▸ Your assignment:
All records are to be restated exactly, each line as it reads.

Stored items from a collection
--- START ---

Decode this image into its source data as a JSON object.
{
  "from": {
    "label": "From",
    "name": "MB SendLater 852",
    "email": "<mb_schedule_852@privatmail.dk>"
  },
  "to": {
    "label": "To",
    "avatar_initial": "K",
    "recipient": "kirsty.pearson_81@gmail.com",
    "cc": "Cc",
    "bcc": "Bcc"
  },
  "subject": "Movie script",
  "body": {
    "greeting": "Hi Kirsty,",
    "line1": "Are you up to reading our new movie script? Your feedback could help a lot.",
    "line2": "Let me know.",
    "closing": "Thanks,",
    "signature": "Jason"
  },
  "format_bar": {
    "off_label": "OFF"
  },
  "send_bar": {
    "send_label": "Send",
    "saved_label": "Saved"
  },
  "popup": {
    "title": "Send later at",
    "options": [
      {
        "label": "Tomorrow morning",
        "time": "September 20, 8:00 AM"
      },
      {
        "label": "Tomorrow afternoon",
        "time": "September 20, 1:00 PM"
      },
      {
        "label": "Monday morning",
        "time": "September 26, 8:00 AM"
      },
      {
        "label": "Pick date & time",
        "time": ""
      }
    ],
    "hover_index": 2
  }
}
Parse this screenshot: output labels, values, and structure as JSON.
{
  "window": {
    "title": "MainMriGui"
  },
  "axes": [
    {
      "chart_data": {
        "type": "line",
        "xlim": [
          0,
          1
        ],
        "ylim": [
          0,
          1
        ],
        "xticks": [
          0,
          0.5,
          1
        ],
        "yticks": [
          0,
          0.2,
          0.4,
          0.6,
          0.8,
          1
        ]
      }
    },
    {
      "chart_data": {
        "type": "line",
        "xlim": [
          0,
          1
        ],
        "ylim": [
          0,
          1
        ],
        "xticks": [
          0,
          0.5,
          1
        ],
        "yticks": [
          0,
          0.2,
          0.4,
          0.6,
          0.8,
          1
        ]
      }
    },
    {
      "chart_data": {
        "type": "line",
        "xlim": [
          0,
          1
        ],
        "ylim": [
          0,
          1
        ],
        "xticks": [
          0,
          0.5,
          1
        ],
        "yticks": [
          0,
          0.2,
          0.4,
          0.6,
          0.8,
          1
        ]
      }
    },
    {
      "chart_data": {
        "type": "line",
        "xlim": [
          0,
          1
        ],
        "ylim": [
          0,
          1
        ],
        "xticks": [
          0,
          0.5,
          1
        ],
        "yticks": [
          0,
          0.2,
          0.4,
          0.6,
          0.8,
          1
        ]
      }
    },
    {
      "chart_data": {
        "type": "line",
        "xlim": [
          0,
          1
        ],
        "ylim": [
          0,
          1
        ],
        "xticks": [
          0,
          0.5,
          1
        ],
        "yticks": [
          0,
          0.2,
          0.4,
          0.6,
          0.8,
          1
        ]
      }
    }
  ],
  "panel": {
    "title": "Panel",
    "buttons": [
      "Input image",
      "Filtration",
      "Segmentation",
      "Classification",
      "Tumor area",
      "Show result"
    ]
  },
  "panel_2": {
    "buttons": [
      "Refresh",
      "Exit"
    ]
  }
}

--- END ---

▸ Solved exercise:
Decode this image into its source data as a JSON object.
{
  "from": {
    "label": "From",
    "name": "MB SendLater 852",
    "email": "<mb_schedule_852@privatmail.dk>"
  },
  "to": {
    "label": "To",
    "avatar_initial": "K",
    "recipient": "kirsty.pearson_81@gmail.com",
    "cc": "Cc",
    "bcc": "Bcc"
  },
  "subject": "Movie script",
  "body": {
    "greeting": "Hi Kirsty,",
    "line1": "Are you up to reading our new movie script? Your feedback could help a lot.",
    "line2": "Let me know.",
    "closing": "Thanks,",
    "signature": "Jason"
  },
  "format_bar": {
    "off_label": "OFF"
  },
  "send_bar": {
    "send_label": "Send",
    "saved_label": "Saved"
  },
  "popup": {
    "title": "Send later at",
    "options": [
      {
        "label": "Tomorrow morning",
        "time": "September 20, 8:00 AM"
      },
      {
        "label": "Tomorrow afternoon",
        "time": "September 20, 1:00 PM"
      },
      {
        "label": "Monday morning",
        "time": "September 26, 8:00 AM"
      },
      {
        "label": "Pick date & time",
        "time": ""
      }
    ],
    "hover_index": 2
  }
}
Parse this screenshot: output labels, values, and structure as JSON.
{
  "window": {
    "title": "MainMriGui"
  },
  "axes": [
    {
      "chart_data": {
        "type": "line",
        "xlim": [
          0,
          1
        ],
        "ylim": [
          0,
          1
        ],
        "xticks": [
          0,
          0.5,
          1
        ],
        "yticks": [
          0,
          0.2,
          0.4,
          0.6,
          0.8,
          1
        ]
      }
    },
    {
      "chart_data": {
        "type": "line",
        "xlim": [
          0,
          1
        ],
        "ylim": [
          0,
          1
        ],
        "xticks": [
          0,
          0.5,
          1
        ],
        "yticks": [
          0,
          0.2,
          0.4,
          0.6,
          0.8,
          1
        ]
      }
    },
    {
      "chart_data": {
        "type": "line",
        "xlim": [
          0,
          1
        ],
        "ylim": [
          0,
          1
        ],
        "xticks": [
          0,
          0.5,
          1
        ],
        "yticks": [
          0,
          0.2,
          0.4,
          0.6,
          0.8,
          1
        ]
      }
    },
    {
      "chart_data": {
        "type": "line",
        "xlim": [
          0,
          1
        ],
        "ylim": [
          0,
          1
        ],
        "xticks": [
          0,
          0.5,
          1
        ],
        "yticks": [
          0,
          0.2,
          0.4,
          0.6,
          0.8,
          1
        ]
      }
    },
    {
      "chart_data": {
        "type": "line",
        "xlim": [
          0,
          1
        ],
        "ylim": [
          0,
          1
        ],
        "xticks": [
          0,
          0.5,
          1
        ],
        "yticks": [
          0,
          0.2,
          0.4,
          0.6,
          0.8,
          1
        ]
      }
    }
  ],
  "panel": {
    "title": "Panel",
    "buttons": [
      "Input image",
      "Filtration",
      "Segmentation",
      "Classification",
      "Tumor area",
      "Show result"
    ]
  },
  "panel_2": {
    "buttons": [
      "Refresh",
      "Exit"
    ]
  }
}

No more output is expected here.